- Opening Delimiter -

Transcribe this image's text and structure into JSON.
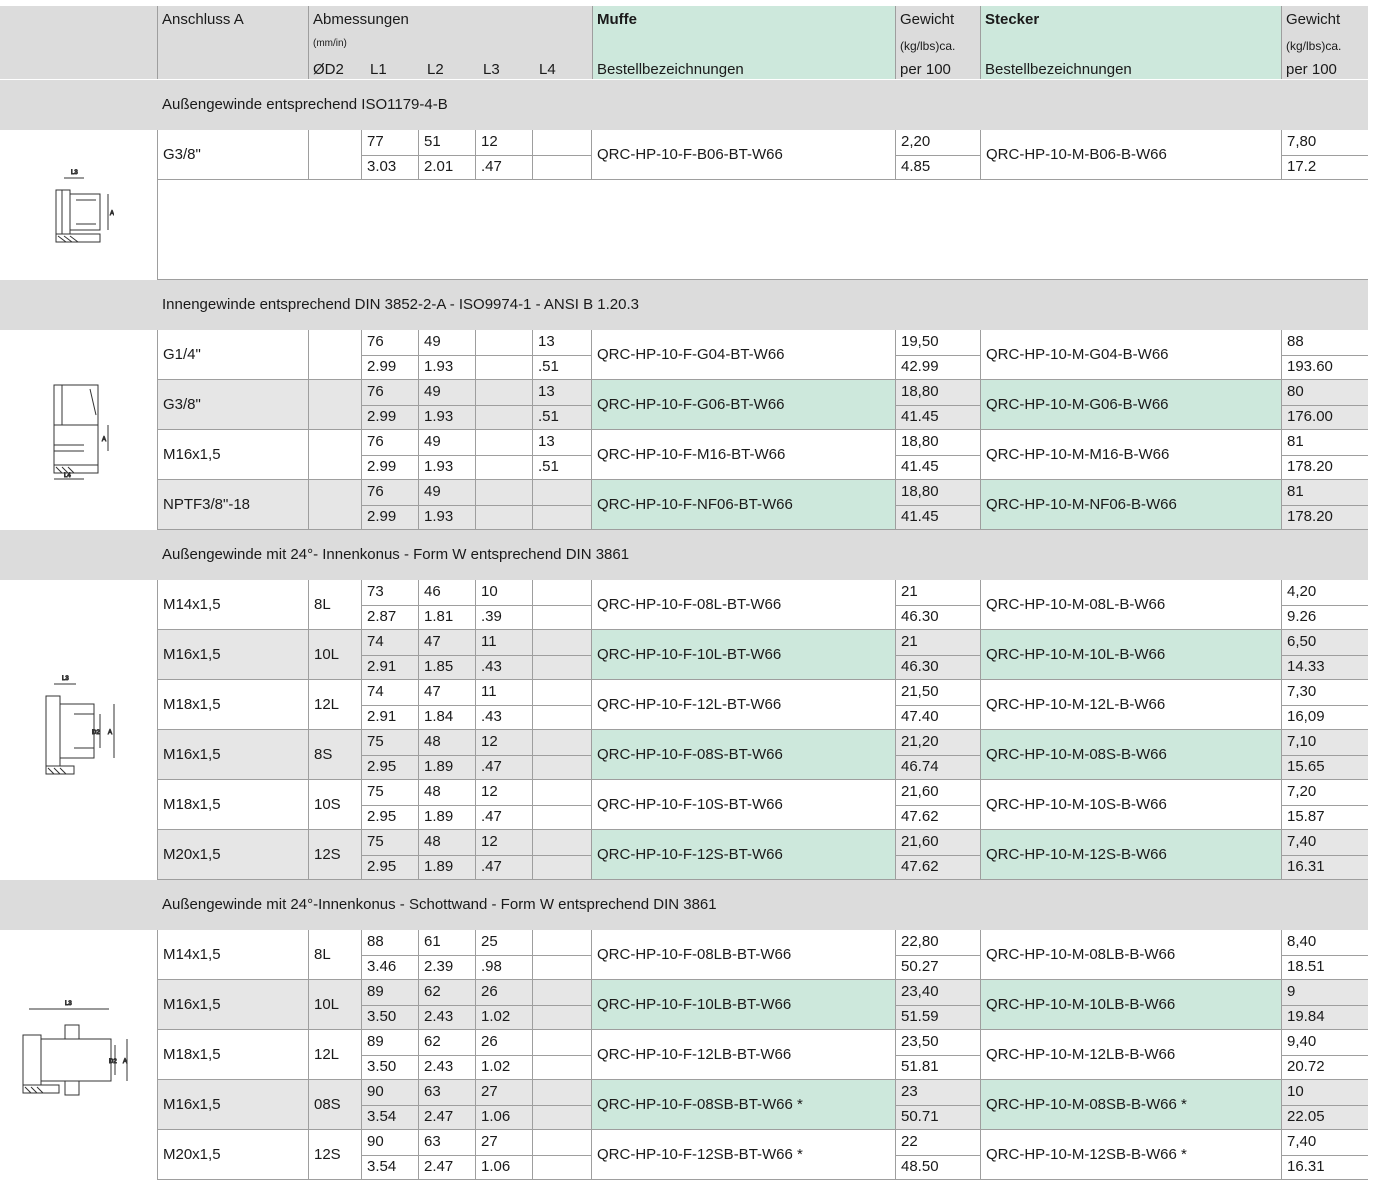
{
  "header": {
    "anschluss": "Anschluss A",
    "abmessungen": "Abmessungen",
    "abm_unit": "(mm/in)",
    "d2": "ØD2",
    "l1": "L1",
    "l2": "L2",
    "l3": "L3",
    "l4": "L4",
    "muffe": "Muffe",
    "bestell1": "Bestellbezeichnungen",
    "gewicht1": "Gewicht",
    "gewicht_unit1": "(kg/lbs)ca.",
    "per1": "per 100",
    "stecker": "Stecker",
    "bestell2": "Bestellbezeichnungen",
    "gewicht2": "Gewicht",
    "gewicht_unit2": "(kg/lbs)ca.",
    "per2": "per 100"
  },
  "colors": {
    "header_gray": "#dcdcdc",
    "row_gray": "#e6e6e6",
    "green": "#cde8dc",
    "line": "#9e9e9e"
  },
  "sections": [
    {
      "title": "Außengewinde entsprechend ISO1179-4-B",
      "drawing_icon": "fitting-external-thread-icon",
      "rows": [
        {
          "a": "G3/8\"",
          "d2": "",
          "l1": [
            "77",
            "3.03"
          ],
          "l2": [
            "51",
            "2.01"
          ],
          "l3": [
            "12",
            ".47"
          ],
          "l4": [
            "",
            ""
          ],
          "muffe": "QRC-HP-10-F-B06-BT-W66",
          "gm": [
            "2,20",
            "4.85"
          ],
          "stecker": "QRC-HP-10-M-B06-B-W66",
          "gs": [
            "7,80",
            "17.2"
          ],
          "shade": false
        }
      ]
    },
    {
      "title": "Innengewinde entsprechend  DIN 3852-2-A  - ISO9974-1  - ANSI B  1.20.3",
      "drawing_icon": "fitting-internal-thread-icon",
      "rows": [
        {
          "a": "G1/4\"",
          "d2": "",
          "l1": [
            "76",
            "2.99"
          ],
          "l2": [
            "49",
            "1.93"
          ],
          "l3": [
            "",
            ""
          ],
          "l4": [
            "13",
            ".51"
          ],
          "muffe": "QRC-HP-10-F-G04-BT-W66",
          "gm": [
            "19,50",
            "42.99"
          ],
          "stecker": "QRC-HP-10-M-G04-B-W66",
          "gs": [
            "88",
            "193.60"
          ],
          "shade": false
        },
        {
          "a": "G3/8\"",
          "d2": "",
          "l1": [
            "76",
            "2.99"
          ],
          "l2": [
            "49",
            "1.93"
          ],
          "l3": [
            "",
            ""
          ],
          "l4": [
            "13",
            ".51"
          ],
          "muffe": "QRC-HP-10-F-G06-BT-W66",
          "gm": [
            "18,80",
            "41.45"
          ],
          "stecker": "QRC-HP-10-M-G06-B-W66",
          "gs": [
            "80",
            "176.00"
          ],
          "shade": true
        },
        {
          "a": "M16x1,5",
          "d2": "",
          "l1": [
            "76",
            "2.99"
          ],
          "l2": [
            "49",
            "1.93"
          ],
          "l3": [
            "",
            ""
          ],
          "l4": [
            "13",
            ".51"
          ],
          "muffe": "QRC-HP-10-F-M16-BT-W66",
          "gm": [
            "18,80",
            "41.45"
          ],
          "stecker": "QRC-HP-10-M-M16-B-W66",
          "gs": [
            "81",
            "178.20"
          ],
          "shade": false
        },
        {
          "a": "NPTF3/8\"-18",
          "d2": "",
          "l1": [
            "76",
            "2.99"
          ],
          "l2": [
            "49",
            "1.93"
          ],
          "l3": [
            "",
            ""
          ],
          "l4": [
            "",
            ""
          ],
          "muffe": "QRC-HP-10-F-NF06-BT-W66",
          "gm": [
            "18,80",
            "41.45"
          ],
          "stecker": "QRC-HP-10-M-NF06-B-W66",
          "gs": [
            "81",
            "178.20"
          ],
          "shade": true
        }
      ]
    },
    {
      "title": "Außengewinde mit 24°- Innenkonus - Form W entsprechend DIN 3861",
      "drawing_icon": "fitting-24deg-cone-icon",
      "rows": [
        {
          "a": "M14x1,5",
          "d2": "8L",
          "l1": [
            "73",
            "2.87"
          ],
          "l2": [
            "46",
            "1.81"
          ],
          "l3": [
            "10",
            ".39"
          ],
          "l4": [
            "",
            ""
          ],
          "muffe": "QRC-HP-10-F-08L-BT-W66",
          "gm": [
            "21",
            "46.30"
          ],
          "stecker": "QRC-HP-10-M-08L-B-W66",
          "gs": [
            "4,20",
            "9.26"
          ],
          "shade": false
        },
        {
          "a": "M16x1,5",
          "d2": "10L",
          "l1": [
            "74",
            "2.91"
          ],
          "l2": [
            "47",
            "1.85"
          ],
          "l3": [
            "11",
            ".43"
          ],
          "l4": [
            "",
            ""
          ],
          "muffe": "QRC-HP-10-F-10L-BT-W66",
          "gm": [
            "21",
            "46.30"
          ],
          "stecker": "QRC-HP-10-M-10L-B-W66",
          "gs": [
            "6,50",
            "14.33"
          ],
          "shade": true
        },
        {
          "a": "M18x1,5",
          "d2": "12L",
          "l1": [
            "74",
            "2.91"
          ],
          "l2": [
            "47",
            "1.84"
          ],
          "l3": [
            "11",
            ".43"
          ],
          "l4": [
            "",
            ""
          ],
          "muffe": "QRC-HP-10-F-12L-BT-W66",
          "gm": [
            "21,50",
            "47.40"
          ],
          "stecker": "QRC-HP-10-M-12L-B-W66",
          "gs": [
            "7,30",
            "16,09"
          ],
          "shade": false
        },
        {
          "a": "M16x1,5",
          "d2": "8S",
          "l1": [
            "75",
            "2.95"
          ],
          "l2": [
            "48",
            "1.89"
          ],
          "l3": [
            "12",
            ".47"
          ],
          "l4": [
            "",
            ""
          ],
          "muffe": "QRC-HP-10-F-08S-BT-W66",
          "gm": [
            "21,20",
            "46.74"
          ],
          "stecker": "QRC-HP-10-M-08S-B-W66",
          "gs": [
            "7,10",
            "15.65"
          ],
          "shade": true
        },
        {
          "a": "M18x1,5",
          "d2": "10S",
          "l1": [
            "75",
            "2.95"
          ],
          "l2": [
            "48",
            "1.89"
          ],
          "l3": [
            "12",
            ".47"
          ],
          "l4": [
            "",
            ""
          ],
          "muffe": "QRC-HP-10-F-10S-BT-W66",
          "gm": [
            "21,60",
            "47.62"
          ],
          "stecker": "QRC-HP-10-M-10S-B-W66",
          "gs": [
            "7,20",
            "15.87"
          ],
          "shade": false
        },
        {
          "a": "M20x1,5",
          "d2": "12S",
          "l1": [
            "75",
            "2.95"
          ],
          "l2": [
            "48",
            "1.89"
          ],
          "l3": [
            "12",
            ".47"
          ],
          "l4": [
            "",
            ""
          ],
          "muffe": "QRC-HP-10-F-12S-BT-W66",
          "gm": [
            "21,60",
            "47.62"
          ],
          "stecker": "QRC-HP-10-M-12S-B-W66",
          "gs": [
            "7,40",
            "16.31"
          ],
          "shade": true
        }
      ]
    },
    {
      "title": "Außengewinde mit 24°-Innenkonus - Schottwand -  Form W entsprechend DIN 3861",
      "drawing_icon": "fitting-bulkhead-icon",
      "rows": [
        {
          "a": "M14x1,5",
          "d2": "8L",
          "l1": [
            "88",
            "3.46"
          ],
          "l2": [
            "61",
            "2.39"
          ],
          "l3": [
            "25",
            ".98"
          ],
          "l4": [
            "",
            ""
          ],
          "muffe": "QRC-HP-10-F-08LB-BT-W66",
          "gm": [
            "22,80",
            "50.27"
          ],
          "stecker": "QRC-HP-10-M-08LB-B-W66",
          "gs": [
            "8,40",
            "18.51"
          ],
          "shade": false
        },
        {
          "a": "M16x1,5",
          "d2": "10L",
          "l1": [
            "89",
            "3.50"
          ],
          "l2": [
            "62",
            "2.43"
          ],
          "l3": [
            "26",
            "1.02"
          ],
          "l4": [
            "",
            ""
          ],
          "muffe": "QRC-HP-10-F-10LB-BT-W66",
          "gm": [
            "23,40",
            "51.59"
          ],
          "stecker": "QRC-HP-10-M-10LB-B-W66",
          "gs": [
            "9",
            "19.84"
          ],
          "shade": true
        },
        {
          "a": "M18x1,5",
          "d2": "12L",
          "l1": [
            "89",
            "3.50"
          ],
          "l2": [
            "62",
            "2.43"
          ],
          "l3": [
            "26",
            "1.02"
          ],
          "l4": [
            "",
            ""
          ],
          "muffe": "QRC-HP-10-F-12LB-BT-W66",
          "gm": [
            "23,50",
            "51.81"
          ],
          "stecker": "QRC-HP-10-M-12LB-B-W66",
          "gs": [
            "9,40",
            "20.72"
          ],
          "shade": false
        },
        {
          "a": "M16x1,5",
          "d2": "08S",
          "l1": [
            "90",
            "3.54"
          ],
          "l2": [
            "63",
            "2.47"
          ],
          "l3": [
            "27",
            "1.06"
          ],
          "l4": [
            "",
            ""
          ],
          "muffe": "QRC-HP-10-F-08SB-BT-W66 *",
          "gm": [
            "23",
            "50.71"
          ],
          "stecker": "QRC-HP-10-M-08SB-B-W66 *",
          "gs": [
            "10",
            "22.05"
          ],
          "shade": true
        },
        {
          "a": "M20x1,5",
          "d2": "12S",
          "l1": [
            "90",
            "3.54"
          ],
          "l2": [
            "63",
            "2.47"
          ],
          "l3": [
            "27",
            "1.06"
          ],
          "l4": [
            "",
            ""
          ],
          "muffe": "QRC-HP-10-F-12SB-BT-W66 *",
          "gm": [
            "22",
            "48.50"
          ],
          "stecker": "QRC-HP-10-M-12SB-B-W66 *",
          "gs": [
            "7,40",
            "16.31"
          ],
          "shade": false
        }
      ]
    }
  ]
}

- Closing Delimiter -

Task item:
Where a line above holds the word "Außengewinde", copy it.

Response:
      "title": "Außengewinde entsprechend ISO1179-4-B",
      "title": "Außengewinde mit 24°- Innenkonus - Form W entsprechend DIN 3861",
      "title": "Außengewinde mit 24°-Innenkonus - Schottwand -  Form W entsprechend DIN 3861",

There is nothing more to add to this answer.